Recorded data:
------

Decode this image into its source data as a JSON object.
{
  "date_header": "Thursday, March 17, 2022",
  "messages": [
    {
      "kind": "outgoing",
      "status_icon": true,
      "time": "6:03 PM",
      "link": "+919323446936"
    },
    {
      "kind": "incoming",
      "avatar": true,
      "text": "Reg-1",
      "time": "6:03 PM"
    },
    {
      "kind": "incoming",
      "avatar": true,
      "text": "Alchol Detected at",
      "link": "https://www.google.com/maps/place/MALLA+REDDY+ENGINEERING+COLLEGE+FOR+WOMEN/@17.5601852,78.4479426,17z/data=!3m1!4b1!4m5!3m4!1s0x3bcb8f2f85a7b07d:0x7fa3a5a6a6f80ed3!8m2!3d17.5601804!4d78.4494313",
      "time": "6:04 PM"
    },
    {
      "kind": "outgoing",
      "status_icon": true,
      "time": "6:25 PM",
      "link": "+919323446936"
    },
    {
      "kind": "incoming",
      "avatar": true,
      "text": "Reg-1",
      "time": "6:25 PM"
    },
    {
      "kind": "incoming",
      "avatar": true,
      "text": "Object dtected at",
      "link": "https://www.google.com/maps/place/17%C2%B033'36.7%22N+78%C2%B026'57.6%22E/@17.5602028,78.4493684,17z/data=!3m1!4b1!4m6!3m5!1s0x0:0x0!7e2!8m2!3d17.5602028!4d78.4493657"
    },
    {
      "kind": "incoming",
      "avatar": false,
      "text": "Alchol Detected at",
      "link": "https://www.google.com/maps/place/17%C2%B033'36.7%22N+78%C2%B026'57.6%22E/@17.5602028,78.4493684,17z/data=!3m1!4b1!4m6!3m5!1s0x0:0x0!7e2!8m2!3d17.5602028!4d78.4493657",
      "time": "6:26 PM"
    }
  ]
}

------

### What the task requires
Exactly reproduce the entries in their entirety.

### Your solution
Decode this image into its source data as a JSON object.
{
  "date_header": "Thursday, March 17, 2022",
  "messages": [
    {
      "kind": "outgoing",
      "status_icon": true,
      "time": "6:03 PM",
      "link": "+919323446936"
    },
    {
      "kind": "incoming",
      "avatar": true,
      "text": "Reg-1",
      "time": "6:03 PM"
    },
    {
      "kind": "incoming",
      "avatar": true,
      "text": "Alchol Detected at",
      "link": "https://www.google.com/maps/place/MALLA+REDDY+ENGINEERING+COLLEGE+FOR+WOMEN/@17.5601852,78.4479426,17z/data=!3m1!4b1!4m5!3m4!1s0x3bcb8f2f85a7b07d:0x7fa3a5a6a6f80ed3!8m2!3d17.5601804!4d78.4494313",
      "time": "6:04 PM"
    },
    {
      "kind": "outgoing",
      "status_icon": true,
      "time": "6:25 PM",
      "link": "+919323446936"
    },
    {
      "kind": "incoming",
      "avatar": true,
      "text": "Reg-1",
      "time": "6:25 PM"
    },
    {
      "kind": "incoming",
      "avatar": true,
      "text": "Object dtected at",
      "link": "https://www.google.com/maps/place/17%C2%B033'36.7%22N+78%C2%B026'57.6%22E/@17.5602028,78.4493684,17z/data=!3m1!4b1!4m6!3m5!1s0x0:0x0!7e2!8m2!3d17.5602028!4d78.4493657"
    },
    {
      "kind": "incoming",
      "avatar": false,
      "text": "Alchol Detected at",
      "link": "https://www.google.com/maps/place/17%C2%B033'36.7%22N+78%C2%B026'57.6%22E/@17.5602028,78.4493684,17z/data=!3m1!4b1!4m6!3m5!1s0x0:0x0!7e2!8m2!3d17.5602028!4d78.4493657",
      "time": "6:26 PM"
    }
  ]
}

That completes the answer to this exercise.